* [ABOUT THIS EXERCISE]: The line containing "What data populates" marks where to begin; quote it and every line after it through the end of the data, exactly as written.

* [INPUT]:

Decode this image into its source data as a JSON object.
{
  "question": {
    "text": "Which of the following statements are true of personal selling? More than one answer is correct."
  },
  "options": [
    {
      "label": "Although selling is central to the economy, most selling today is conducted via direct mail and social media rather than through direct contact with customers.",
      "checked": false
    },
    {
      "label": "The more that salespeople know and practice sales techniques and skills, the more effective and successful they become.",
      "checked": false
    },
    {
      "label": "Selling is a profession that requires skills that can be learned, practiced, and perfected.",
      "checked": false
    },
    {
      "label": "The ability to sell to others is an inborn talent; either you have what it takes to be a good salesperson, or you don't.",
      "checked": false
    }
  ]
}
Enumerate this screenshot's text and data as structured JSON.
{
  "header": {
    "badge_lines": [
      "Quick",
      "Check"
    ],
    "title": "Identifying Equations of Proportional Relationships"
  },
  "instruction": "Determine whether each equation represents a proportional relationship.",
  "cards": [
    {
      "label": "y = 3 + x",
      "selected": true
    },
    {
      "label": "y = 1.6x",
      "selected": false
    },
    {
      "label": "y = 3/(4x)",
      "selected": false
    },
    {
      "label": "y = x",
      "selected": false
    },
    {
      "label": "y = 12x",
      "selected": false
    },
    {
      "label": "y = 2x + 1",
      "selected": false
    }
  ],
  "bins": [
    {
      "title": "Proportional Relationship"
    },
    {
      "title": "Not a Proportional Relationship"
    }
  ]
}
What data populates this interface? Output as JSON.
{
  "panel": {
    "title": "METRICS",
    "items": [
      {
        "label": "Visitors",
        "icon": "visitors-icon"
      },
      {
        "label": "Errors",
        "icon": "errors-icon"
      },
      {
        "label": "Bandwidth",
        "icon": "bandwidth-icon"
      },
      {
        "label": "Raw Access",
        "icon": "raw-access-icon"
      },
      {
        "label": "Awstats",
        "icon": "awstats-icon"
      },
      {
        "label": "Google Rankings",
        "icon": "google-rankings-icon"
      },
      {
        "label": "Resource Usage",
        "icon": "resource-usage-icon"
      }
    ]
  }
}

* [EXERCISE RESPONSE]:
What data populates this interface? Output as JSON.
{
  "panel": {
    "title": "METRICS",
    "items": [
      {
        "label": "Visitors",
        "icon": "visitors-icon"
      },
      {
        "label": "Errors",
        "icon": "errors-icon"
      },
      {
        "label": "Bandwidth",
        "icon": "bandwidth-icon"
      },
      {
        "label": "Raw Access",
        "icon": "raw-access-icon"
      },
      {
        "label": "Awstats",
        "icon": "awstats-icon"
      },
      {
        "label": "Google Rankings",
        "icon": "google-rankings-icon"
      },
      {
        "label": "Resource Usage",
        "icon": "resource-usage-icon"
      }
    ]
  }
}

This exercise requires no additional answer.